**WORK REQUEST**
This exercise calls for copying every line below that holds the word "control".

**MATERIAL SUPPLIED**
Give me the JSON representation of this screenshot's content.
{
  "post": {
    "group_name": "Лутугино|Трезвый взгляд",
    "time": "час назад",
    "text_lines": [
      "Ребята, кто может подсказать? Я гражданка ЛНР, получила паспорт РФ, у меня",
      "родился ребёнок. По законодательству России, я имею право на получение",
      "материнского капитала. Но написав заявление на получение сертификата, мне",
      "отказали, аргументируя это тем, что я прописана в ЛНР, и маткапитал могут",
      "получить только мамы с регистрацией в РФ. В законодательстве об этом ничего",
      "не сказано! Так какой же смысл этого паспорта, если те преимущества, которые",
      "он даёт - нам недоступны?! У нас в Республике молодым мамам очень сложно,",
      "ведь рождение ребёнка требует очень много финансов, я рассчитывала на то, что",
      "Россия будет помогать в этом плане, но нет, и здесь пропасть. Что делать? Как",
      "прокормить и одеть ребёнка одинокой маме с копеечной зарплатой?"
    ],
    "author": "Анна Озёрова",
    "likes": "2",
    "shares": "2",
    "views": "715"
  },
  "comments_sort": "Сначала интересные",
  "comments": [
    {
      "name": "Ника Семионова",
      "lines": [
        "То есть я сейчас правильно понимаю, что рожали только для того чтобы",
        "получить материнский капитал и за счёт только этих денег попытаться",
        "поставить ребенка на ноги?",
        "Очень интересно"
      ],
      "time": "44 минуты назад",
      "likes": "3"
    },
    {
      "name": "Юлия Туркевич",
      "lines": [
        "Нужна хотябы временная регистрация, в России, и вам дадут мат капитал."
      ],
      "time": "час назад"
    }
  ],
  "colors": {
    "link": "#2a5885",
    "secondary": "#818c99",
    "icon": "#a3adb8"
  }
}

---

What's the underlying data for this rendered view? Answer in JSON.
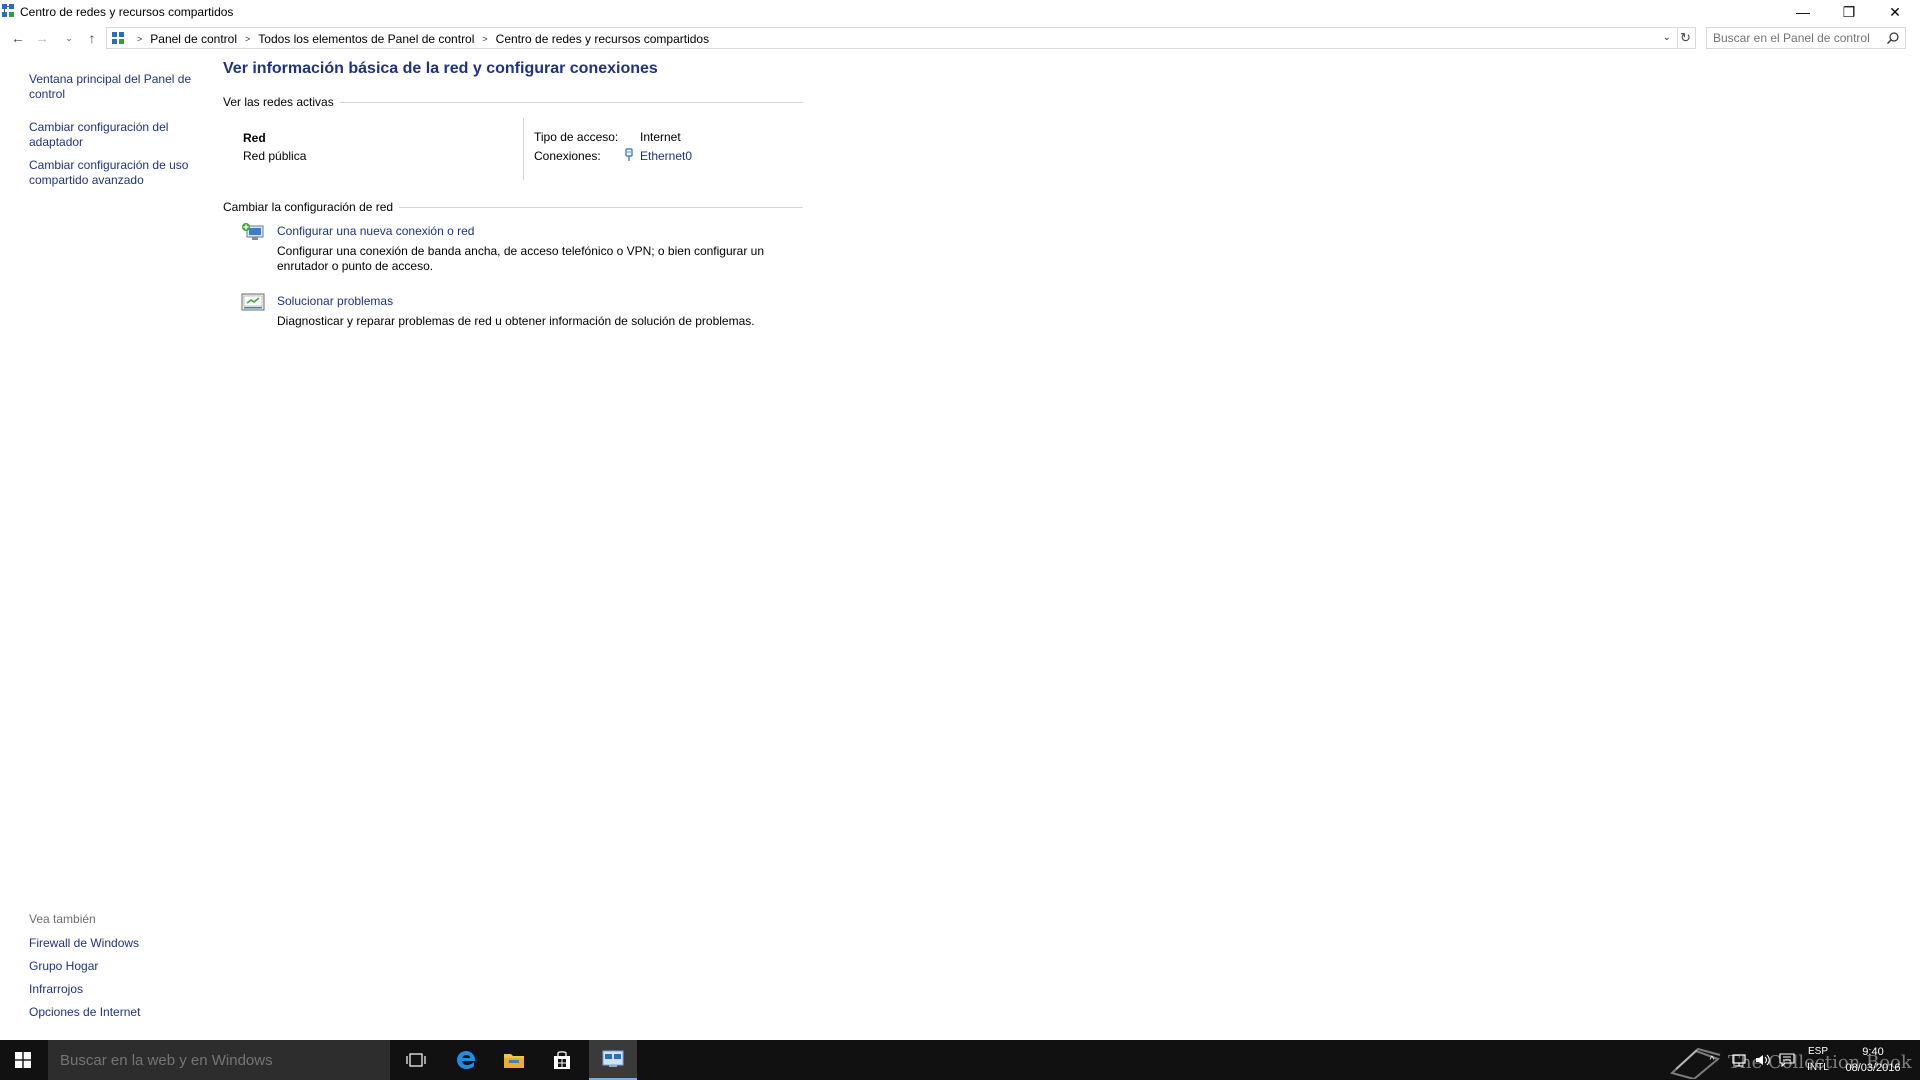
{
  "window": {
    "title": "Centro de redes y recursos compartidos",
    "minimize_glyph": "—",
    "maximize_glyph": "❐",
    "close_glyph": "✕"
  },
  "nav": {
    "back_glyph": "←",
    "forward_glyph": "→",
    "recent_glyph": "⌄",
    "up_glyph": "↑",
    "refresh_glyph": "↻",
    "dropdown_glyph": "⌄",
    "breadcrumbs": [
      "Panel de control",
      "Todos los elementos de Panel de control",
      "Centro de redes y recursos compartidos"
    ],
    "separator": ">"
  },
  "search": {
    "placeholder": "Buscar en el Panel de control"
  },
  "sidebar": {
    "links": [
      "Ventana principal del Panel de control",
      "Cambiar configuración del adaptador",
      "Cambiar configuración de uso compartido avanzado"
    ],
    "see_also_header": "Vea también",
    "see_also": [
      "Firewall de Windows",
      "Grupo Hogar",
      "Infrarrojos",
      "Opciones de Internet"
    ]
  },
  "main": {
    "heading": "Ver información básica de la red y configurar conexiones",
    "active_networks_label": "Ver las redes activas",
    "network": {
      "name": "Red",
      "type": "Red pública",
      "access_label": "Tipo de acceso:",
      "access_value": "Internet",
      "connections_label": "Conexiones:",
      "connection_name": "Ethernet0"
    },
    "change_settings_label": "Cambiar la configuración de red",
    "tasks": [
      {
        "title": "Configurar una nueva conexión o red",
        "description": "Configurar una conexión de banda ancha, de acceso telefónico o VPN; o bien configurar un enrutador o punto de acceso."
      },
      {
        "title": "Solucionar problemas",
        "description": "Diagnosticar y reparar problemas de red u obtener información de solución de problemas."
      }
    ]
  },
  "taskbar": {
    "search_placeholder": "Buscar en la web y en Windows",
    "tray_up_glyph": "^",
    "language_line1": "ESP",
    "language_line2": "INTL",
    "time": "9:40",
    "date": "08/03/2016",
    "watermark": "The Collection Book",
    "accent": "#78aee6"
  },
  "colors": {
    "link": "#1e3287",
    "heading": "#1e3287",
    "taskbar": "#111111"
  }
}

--

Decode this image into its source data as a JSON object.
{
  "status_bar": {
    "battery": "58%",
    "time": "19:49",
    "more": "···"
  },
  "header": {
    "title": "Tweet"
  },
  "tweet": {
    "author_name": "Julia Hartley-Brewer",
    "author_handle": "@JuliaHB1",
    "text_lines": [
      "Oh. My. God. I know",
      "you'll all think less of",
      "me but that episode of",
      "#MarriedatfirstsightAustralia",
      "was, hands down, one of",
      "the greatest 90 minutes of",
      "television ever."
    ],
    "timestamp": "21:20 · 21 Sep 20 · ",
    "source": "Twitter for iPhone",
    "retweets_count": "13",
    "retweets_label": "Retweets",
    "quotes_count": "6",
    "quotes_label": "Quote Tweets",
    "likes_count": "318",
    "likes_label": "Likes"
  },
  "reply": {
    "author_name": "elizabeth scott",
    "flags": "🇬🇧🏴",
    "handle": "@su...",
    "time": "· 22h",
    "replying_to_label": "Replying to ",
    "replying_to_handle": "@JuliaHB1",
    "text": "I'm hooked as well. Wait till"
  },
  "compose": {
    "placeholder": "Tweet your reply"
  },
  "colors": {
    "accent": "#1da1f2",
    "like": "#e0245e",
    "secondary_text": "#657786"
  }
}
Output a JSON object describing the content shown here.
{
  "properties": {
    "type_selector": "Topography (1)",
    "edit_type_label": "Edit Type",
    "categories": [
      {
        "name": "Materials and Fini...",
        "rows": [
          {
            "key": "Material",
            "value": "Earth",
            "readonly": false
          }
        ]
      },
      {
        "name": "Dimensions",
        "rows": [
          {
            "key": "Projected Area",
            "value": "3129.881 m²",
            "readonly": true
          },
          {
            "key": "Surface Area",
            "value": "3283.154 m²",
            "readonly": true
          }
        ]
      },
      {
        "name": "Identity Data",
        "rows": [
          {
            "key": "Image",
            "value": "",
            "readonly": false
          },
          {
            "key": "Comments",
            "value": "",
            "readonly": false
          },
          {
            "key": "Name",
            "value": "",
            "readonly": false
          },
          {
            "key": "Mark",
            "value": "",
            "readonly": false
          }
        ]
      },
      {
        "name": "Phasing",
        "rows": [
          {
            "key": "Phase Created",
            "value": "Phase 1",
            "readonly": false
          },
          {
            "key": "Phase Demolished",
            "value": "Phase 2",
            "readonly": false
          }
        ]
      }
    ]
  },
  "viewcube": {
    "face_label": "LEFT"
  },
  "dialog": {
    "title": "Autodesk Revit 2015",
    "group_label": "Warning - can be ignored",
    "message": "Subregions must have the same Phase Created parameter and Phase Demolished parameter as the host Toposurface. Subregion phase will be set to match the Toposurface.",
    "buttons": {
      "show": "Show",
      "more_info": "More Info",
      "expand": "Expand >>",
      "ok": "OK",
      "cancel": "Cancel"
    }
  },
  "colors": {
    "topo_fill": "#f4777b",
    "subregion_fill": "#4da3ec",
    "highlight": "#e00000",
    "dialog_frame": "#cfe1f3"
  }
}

**REPLY TO THE TASK**
      "Panel de control",
      "Todos los elementos de Panel de control",
    "placeholder": "Buscar en el Panel de control"
      "Ventana principal del Panel de control",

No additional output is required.